### DATA IN THIS EXERCISE
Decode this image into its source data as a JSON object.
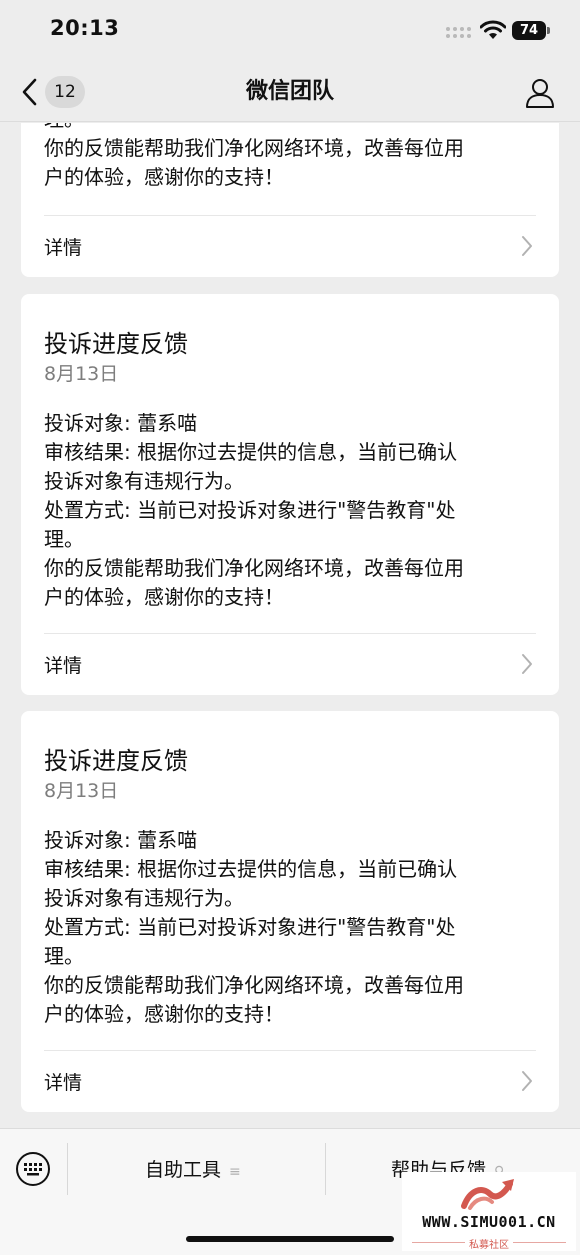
{
  "status_bar": {
    "time": "20:13",
    "battery": "74"
  },
  "nav": {
    "unread_count": "12",
    "title": "微信团队"
  },
  "cards": [
    {
      "body": [
        "理。",
        "你的反馈能帮助我们净化网络环境，改善每位用",
        "户的体验，感谢你的支持！"
      ],
      "detail": "详情"
    },
    {
      "title": "投诉进度反馈",
      "date": "8月13日",
      "body": [
        "投诉对象: 蕾系喵",
        "审核结果: 根据你过去提供的信息，当前已确认",
        "投诉对象有违规行为。",
        "处置方式: 当前已对投诉对象进行\"警告教育\"处",
        "理。",
        "你的反馈能帮助我们净化网络环境，改善每位用",
        "户的体验，感谢你的支持！"
      ],
      "detail": "详情"
    },
    {
      "title": "投诉进度反馈",
      "date": "8月13日",
      "body": [
        "投诉对象: 蕾系喵",
        "审核结果: 根据你过去提供的信息，当前已确认",
        "投诉对象有违规行为。",
        "处置方式: 当前已对投诉对象进行\"警告教育\"处",
        "理。",
        "你的反馈能帮助我们净化网络环境，改善每位用",
        "户的体验，感谢你的支持！"
      ],
      "detail": "详情"
    }
  ],
  "bottom_menu": {
    "keyboard_icon": "keyboard-icon",
    "items": [
      {
        "label": "自助工具",
        "icon": "menu-list-icon"
      },
      {
        "label": "帮助与反馈",
        "icon": "link-icon"
      }
    ]
  },
  "watermark": {
    "url": "WWW.SIMU001.CN",
    "subtitle": "私募社区"
  },
  "colors": {
    "background": "#ededed",
    "card": "#ffffff",
    "secondary_text": "#7d7d7d",
    "watermark_accent": "#d3584f"
  }
}
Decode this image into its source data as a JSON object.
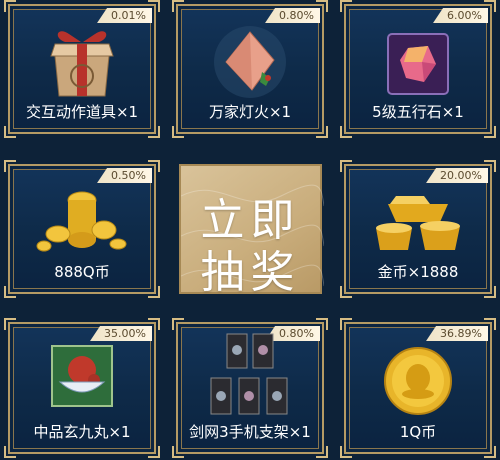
{
  "colors": {
    "frame": "#b59b64",
    "card_bg": "#13345a",
    "badge_bg": "#efe4c8",
    "draw_bg": "#d9c39a"
  },
  "draw_button": {
    "line1": "立即",
    "line2": "抽奖"
  },
  "prizes": [
    {
      "name": "交互动作道具×1",
      "chance": "0.01%",
      "icon": "gift-box-icon"
    },
    {
      "name": "万家灯火×1",
      "chance": "0.80%",
      "icon": "lantern-icon"
    },
    {
      "name": "5级五行石×1",
      "chance": "6.00%",
      "icon": "gem-icon"
    },
    {
      "name": "888Q币",
      "chance": "0.50%",
      "icon": "coin-stack-icon"
    },
    {
      "name": "金币×1888",
      "chance": "20.00%",
      "icon": "gold-ingot-icon"
    },
    {
      "name": "中品玄九丸×1",
      "chance": "35.00%",
      "icon": "pill-bowl-icon"
    },
    {
      "name": "剑网3手机支架×1",
      "chance": "0.80%",
      "icon": "phone-stand-icon"
    },
    {
      "name": "1Q币",
      "chance": "36.89%",
      "icon": "q-coin-icon"
    }
  ]
}
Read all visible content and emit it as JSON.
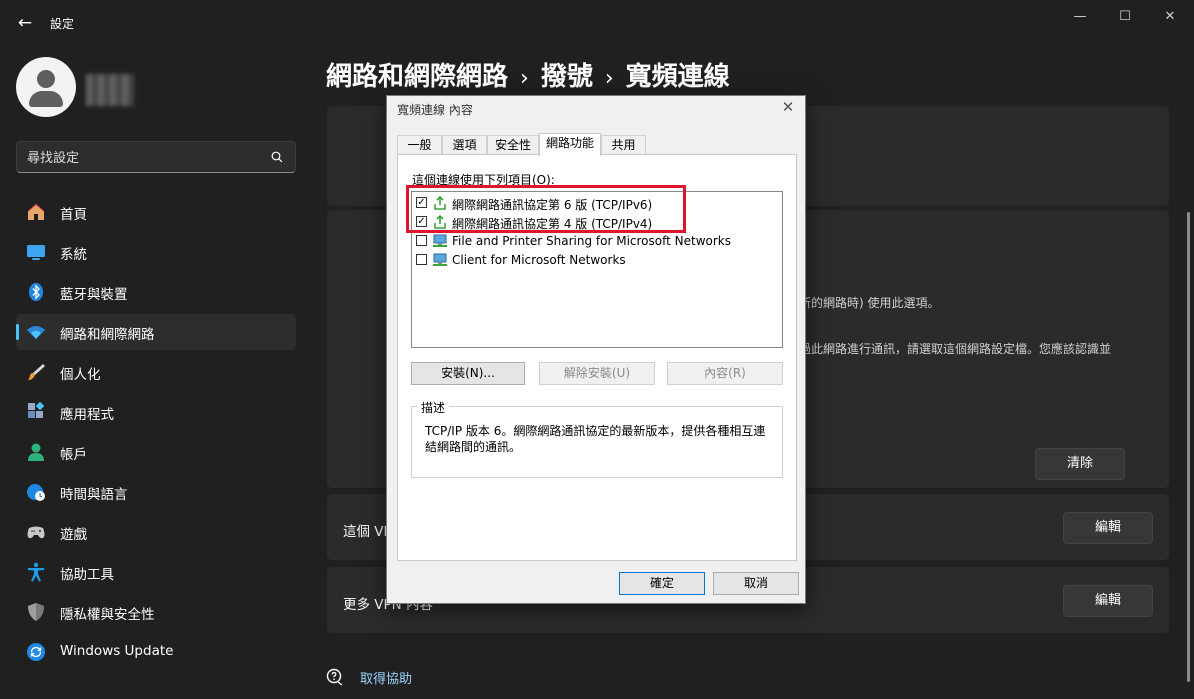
{
  "app": {
    "title": "設定"
  },
  "window_controls": {
    "minimize": "—",
    "maximize": "☐",
    "close": "✕"
  },
  "search": {
    "placeholder": "尋找設定"
  },
  "sidebar": {
    "items": [
      {
        "label": "首頁",
        "icon": "home-icon"
      },
      {
        "label": "系統",
        "icon": "system-icon"
      },
      {
        "label": "藍牙與裝置",
        "icon": "bluetooth-icon"
      },
      {
        "label": "網路和網際網路",
        "icon": "wifi-icon",
        "active": true
      },
      {
        "label": "個人化",
        "icon": "brush-icon"
      },
      {
        "label": "應用程式",
        "icon": "apps-icon"
      },
      {
        "label": "帳戶",
        "icon": "person-icon"
      },
      {
        "label": "時間與語言",
        "icon": "globe-clock-icon"
      },
      {
        "label": "遊戲",
        "icon": "gamepad-icon"
      },
      {
        "label": "協助工具",
        "icon": "accessibility-icon"
      },
      {
        "label": "隱私權與安全性",
        "icon": "shield-icon"
      },
      {
        "label": "Windows Update",
        "icon": "update-icon"
      }
    ]
  },
  "breadcrumb": {
    "part1": "網路和網際網路",
    "sep": "›",
    "part2": "撥號",
    "part3": "寬頻連線"
  },
  "main": {
    "partial_text_1": "場所的網路時) 使用此選項。",
    "partial_text_2": "透過此網路進行通訊，請選取這個網路設定檔。您應該認識並",
    "clear_button": "清除",
    "row_vpn_label": "這個 VPN",
    "row_more_vpn_label": "更多 VPN 內容",
    "edit_button": "編輯",
    "help_link": "取得協助"
  },
  "dialog": {
    "title": "寬頻連線 內容",
    "close": "✕",
    "tabs": [
      "一般",
      "選項",
      "安全性",
      "網路功能",
      "共用"
    ],
    "active_tab": "網路功能",
    "connection_uses_label": "這個連線使用下列項目(O):",
    "items": [
      {
        "label": "網際網路通訊協定第 6 版 (TCP/IPv6)",
        "checked": true,
        "icon": "protocol-icon"
      },
      {
        "label": "網際網路通訊協定第 4 版 (TCP/IPv4)",
        "checked": true,
        "icon": "protocol-icon"
      },
      {
        "label": "File and Printer Sharing for Microsoft Networks",
        "checked": false,
        "icon": "network-service-icon"
      },
      {
        "label": "Client for Microsoft Networks",
        "checked": false,
        "icon": "network-client-icon"
      }
    ],
    "install_button": "安裝(N)...",
    "uninstall_button": "解除安裝(U)",
    "properties_button": "內容(R)",
    "description_title": "描述",
    "description_text": "TCP/IP 版本 6。網際網路通訊協定的最新版本，提供各種相互連結網路間的通訊。",
    "ok_button": "確定",
    "cancel_button": "取消"
  },
  "colors": {
    "accent": "#4cc2ff",
    "highlight_box": "#e0152d",
    "link": "#99d5ff"
  }
}
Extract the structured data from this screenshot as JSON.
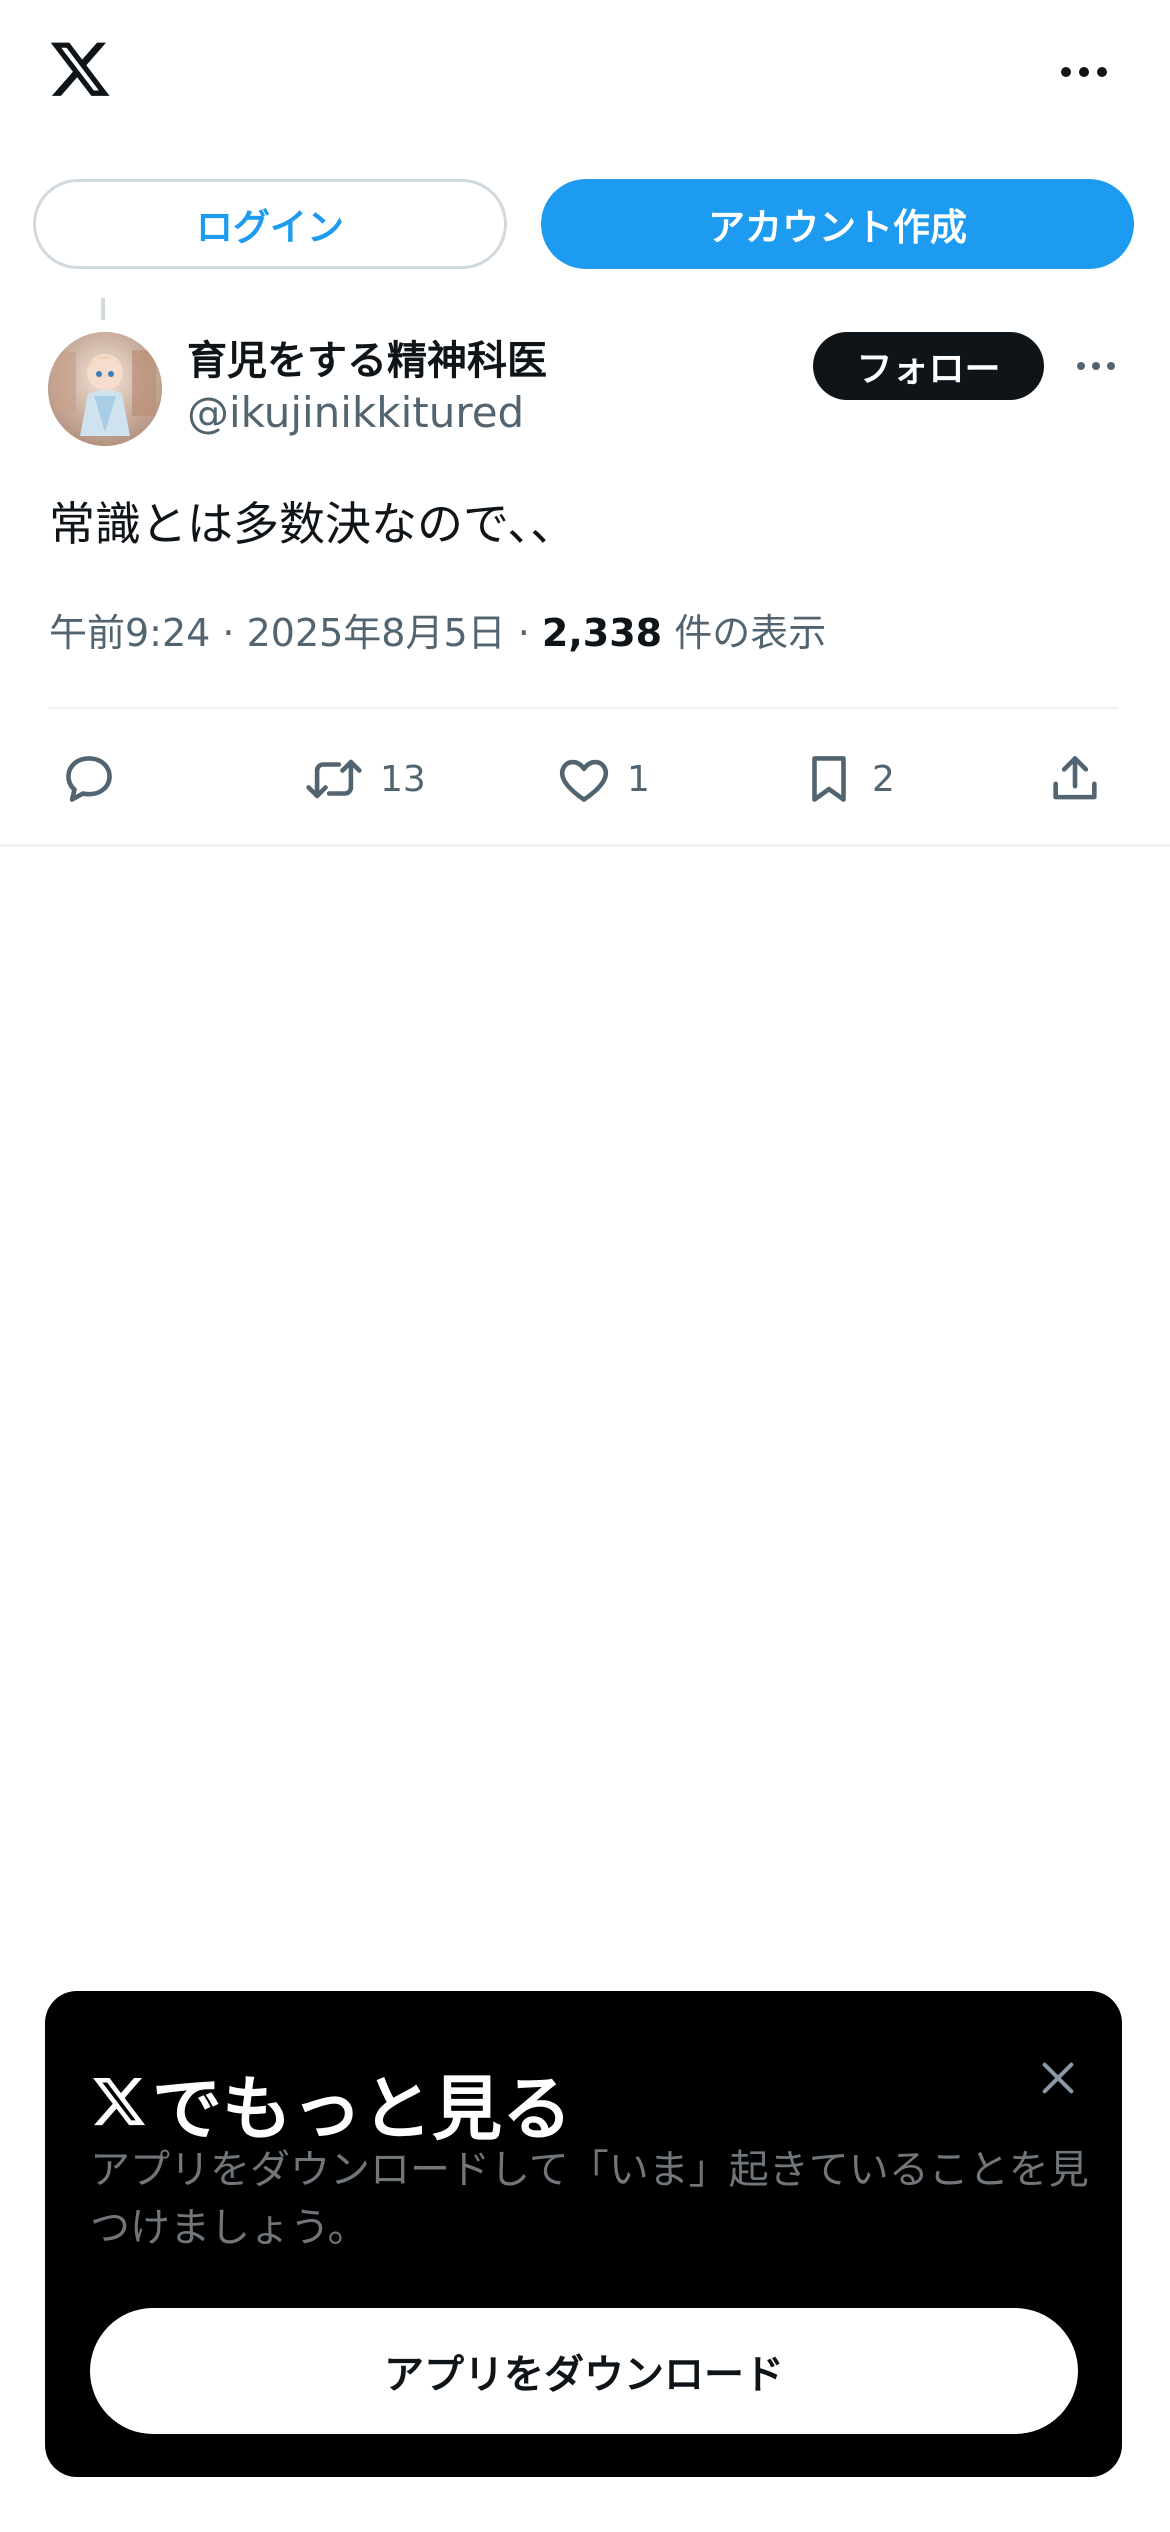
{
  "header": {
    "logo_icon": "x-logo-icon",
    "more_icon": "more-horizontal-icon"
  },
  "auth": {
    "login_label": "ログイン",
    "signup_label": "アカウント作成"
  },
  "tweet": {
    "author_name": "育児をする精神科医",
    "author_handle": "@ikujinikkitured",
    "follow_label": "フォロー",
    "text": "常識とは多数決なので、、",
    "time": "午前9:24",
    "separator": " · ",
    "date": "2025年8月5日",
    "views_count": "2,338",
    "views_label": " 件の表示",
    "actions": {
      "reply_count": "",
      "retweet_count": "13",
      "like_count": "1",
      "bookmark_count": "2"
    }
  },
  "promo": {
    "title": "でもっと見る",
    "description": "アプリをダウンロードして「いま」起きていることを見つけましょう。",
    "button_label": "アプリをダウンロード"
  },
  "colors": {
    "accent": "#1d9bf0",
    "text_primary": "#0f1419",
    "text_secondary": "#536471",
    "promo_bg": "#000000"
  }
}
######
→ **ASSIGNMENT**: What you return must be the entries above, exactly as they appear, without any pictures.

→ **ANSWER AREA**:
Decode this image into its source data as a JSON object.
{
  "status_bar": {
    "time": "20:13",
    "battery": "74"
  },
  "nav": {
    "unread_count": "12",
    "title": "微信团队"
  },
  "cards": [
    {
      "body": [
        "理。",
        "你的反馈能帮助我们净化网络环境，改善每位用",
        "户的体验，感谢你的支持！"
      ],
      "detail": "详情"
    },
    {
      "title": "投诉进度反馈",
      "date": "8月13日",
      "body": [
        "投诉对象: 蕾系喵",
        "审核结果: 根据你过去提供的信息，当前已确认",
        "投诉对象有违规行为。",
        "处置方式: 当前已对投诉对象进行\"警告教育\"处",
        "理。",
        "你的反馈能帮助我们净化网络环境，改善每位用",
        "户的体验，感谢你的支持！"
      ],
      "detail": "详情"
    },
    {
      "title": "投诉进度反馈",
      "date": "8月13日",
      "body": [
        "投诉对象: 蕾系喵",
        "审核结果: 根据你过去提供的信息，当前已确认",
        "投诉对象有违规行为。",
        "处置方式: 当前已对投诉对象进行\"警告教育\"处",
        "理。",
        "你的反馈能帮助我们净化网络环境，改善每位用",
        "户的体验，感谢你的支持！"
      ],
      "detail": "详情"
    }
  ],
  "bottom_menu": {
    "keyboard_icon": "keyboard-icon",
    "items": [
      {
        "label": "自助工具",
        "icon": "menu-list-icon"
      },
      {
        "label": "帮助与反馈",
        "icon": "link-icon"
      }
    ]
  },
  "watermark": {
    "url": "WWW.SIMU001.CN",
    "subtitle": "私募社区"
  },
  "colors": {
    "background": "#ededed",
    "card": "#ffffff",
    "secondary_text": "#7d7d7d",
    "watermark_accent": "#d3584f"
  }
}
Decode this image into its source data as a JSON object.
{
  "colors": {
    "frame": "#b59b64",
    "card_bg": "#13345a",
    "badge_bg": "#efe4c8",
    "draw_bg": "#d9c39a"
  },
  "draw_button": {
    "line1": "立即",
    "line2": "抽奖"
  },
  "prizes": [
    {
      "name": "交互动作道具×1",
      "chance": "0.01%",
      "icon": "gift-box-icon"
    },
    {
      "name": "万家灯火×1",
      "chance": "0.80%",
      "icon": "lantern-icon"
    },
    {
      "name": "5级五行石×1",
      "chance": "6.00%",
      "icon": "gem-icon"
    },
    {
      "name": "888Q币",
      "chance": "0.50%",
      "icon": "coin-stack-icon"
    },
    {
      "name": "金币×1888",
      "chance": "20.00%",
      "icon": "gold-ingot-icon"
    },
    {
      "name": "中品玄九丸×1",
      "chance": "35.00%",
      "icon": "pill-bowl-icon"
    },
    {
      "name": "剑网3手机支架×1",
      "chance": "0.80%",
      "icon": "phone-stand-icon"
    },
    {
      "name": "1Q币",
      "chance": "36.89%",
      "icon": "q-coin-icon"
    }
  ]
}
Read all visible content and emit it as JSON.
{
  "app": {
    "title": "設定"
  },
  "window_controls": {
    "minimize": "—",
    "maximize": "☐",
    "close": "✕"
  },
  "search": {
    "placeholder": "尋找設定"
  },
  "sidebar": {
    "items": [
      {
        "label": "首頁",
        "icon": "home-icon"
      },
      {
        "label": "系統",
        "icon": "system-icon"
      },
      {
        "label": "藍牙與裝置",
        "icon": "bluetooth-icon"
      },
      {
        "label": "網路和網際網路",
        "icon": "wifi-icon",
        "active": true
      },
      {
        "label": "個人化",
        "icon": "brush-icon"
      },
      {
        "label": "應用程式",
        "icon": "apps-icon"
      },
      {
        "label": "帳戶",
        "icon": "person-icon"
      },
      {
        "label": "時間與語言",
        "icon": "globe-clock-icon"
      },
      {
        "label": "遊戲",
        "icon": "gamepad-icon"
      },
      {
        "label": "協助工具",
        "icon": "accessibility-icon"
      },
      {
        "label": "隱私權與安全性",
        "icon": "shield-icon"
      },
      {
        "label": "Windows Update",
        "icon": "update-icon"
      }
    ]
  },
  "breadcrumb": {
    "part1": "網路和網際網路",
    "sep": "›",
    "part2": "撥號",
    "part3": "寬頻連線"
  },
  "main": {
    "partial_text_1": "場所的網路時) 使用此選項。",
    "partial_text_2": "透過此網路進行通訊，請選取這個網路設定檔。您應該認識並",
    "clear_button": "清除",
    "row_vpn_label": "這個 VPN",
    "row_more_vpn_label": "更多 VPN 內容",
    "edit_button": "編輯",
    "help_link": "取得協助"
  },
  "dialog": {
    "title": "寬頻連線 內容",
    "close": "✕",
    "tabs": [
      "一般",
      "選項",
      "安全性",
      "網路功能",
      "共用"
    ],
    "active_tab": "網路功能",
    "connection_uses_label": "這個連線使用下列項目(O):",
    "items": [
      {
        "label": "網際網路通訊協定第 6 版 (TCP/IPv6)",
        "checked": true,
        "icon": "protocol-icon"
      },
      {
        "label": "網際網路通訊協定第 4 版 (TCP/IPv4)",
        "checked": true,
        "icon": "protocol-icon"
      },
      {
        "label": "File and Printer Sharing for Microsoft Networks",
        "checked": false,
        "icon": "network-service-icon"
      },
      {
        "label": "Client for Microsoft Networks",
        "checked": false,
        "icon": "network-client-icon"
      }
    ],
    "install_button": "安裝(N)...",
    "uninstall_button": "解除安裝(U)",
    "properties_button": "內容(R)",
    "description_title": "描述",
    "description_text": "TCP/IP 版本 6。網際網路通訊協定的最新版本，提供各種相互連結網路間的通訊。",
    "ok_button": "確定",
    "cancel_button": "取消"
  },
  "colors": {
    "accent": "#4cc2ff",
    "highlight_box": "#e0152d",
    "link": "#99d5ff"
  }
}
Extract the structured data from this screenshot as JSON.
{
  "header": {
    "logo_icon": "x-logo-icon",
    "more_icon": "more-horizontal-icon"
  },
  "auth": {
    "login_label": "ログイン",
    "signup_label": "アカウント作成"
  },
  "tweet": {
    "author_name": "育児をする精神科医",
    "author_handle": "@ikujinikkitured",
    "follow_label": "フォロー",
    "text": "常識とは多数決なので、、",
    "time": "午前9:24",
    "separator": " · ",
    "date": "2025年8月5日",
    "views_count": "2,338",
    "views_label": " 件の表示",
    "actions": {
      "reply_count": "",
      "retweet_count": "13",
      "like_count": "1",
      "bookmark_count": "2"
    }
  },
  "promo": {
    "title": "でもっと見る",
    "description": "アプリをダウンロードして「いま」起きていることを見つけましょう。",
    "button_label": "アプリをダウンロード"
  },
  "colors": {
    "accent": "#1d9bf0",
    "text_primary": "#0f1419",
    "text_secondary": "#536471",
    "promo_bg": "#000000"
  }
}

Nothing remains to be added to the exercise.